2. Occupancy sensors
Occupancy sensors are built to monitor spaces, rather than individual desks. They usually come in the form of a ceiling or wall mounted box that monitors movement through zones. The more advanced systems can also count how many people are in a specific room and even their approximate location. This allows employees to see whether a meeting room or phone booth is in use, and it allows companies to understand employee movements at scale. Whether that is understanding the average number of employees in a meeting room, where employees are generally gathering or when the peaks and troughs of office occupancy are. They provide one of the most valuable forms of data when it comes to improving layout and reducing energy consumption. You can find out more about occupancy sensors here.
3. Smarter audio visual
Everyone has been in offices where sharing your screen or joining a video conference is a nightmare. SmartAV equipment is designed to reduce this friction and make using the office as easy as being at home. That usually revolves around improving the screen sharing facilities often making that either wireless or a single wire solution.Smart AV systems also often turn on and off depending on occupancy in the room thereby reducing the energy usage of tv’s and speaker systems. They also often include roof-mounted microphones and auto-focusing cameras that allow a conference room of people to speak with the camera following the current speaker. You can find out more about smart AV here.
4. Indoor air quality sensors

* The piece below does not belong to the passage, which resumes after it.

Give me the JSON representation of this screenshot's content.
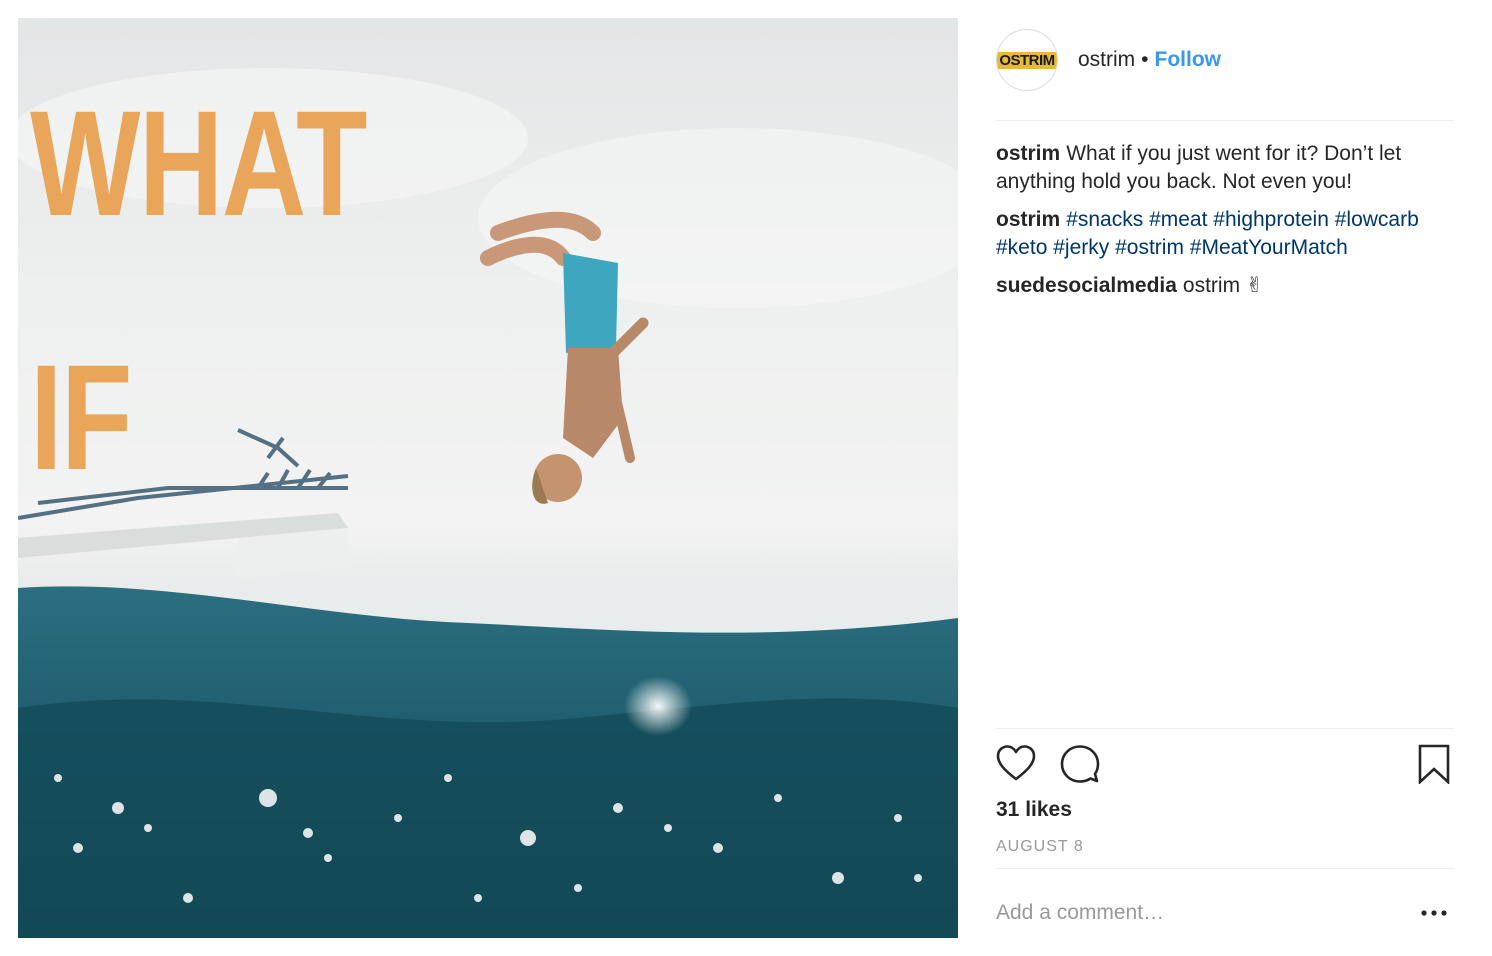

This group of smart sensors has seen a huge spike in interest over the last couple of years for obvious reasons. These sensors monitor the quality of the air looking for levels of CO2 and VOCs (VolatileOrganic Compounds). On their own, sensor technologies can do nothing, but combined with ventilation control or air conditioning, they can keep the air in a workplace significantly safer. It can be used to spot issues with the office layout or highlight areas that have particularly bad air quality during certain periods for example during peak office occupancy. Indoor air quality is often a core metric for green certifications like RESET, AirRated and Wellv2. The data from these sensors can also be displayed to ease the concerns of employees. You can find out more about indoor air quality sensors here.
5. Smart CCTV
Security is an area that has benefitted enormously from the rise of IoT technology. Smart CCTV solutions are like traditional CCTV but with added connectivity and analysis capabilities.Instead of relying on a security guard on the other end of a monitor, smart CCTV systems can identify movement, notify the relevant authorities and even automatically track their movement through a building. Digital trip wires can secure your more sensitive areas and ensure that any movement triggers a response. These systems can also be remotely monitored, allowing a single security professional to look after multiple buildings – and for teams to remotely monitor their space when an alert is triggered. Find out more about smart CCTV systems here.
Your next steps?
The next step in creating the perfect smart office in 2022 is to understand which of these issues you are really trying to solve. No two offices are alike, and no two solutions should be either. Whether you need a full building occupancy monitoring system or just easy to use desk booking, the system you chose should be able to scale with you, return the investment in savings and give your team a truly brilliant user experience.If you’d like to know more about how NCG can help you with that – please get in touch.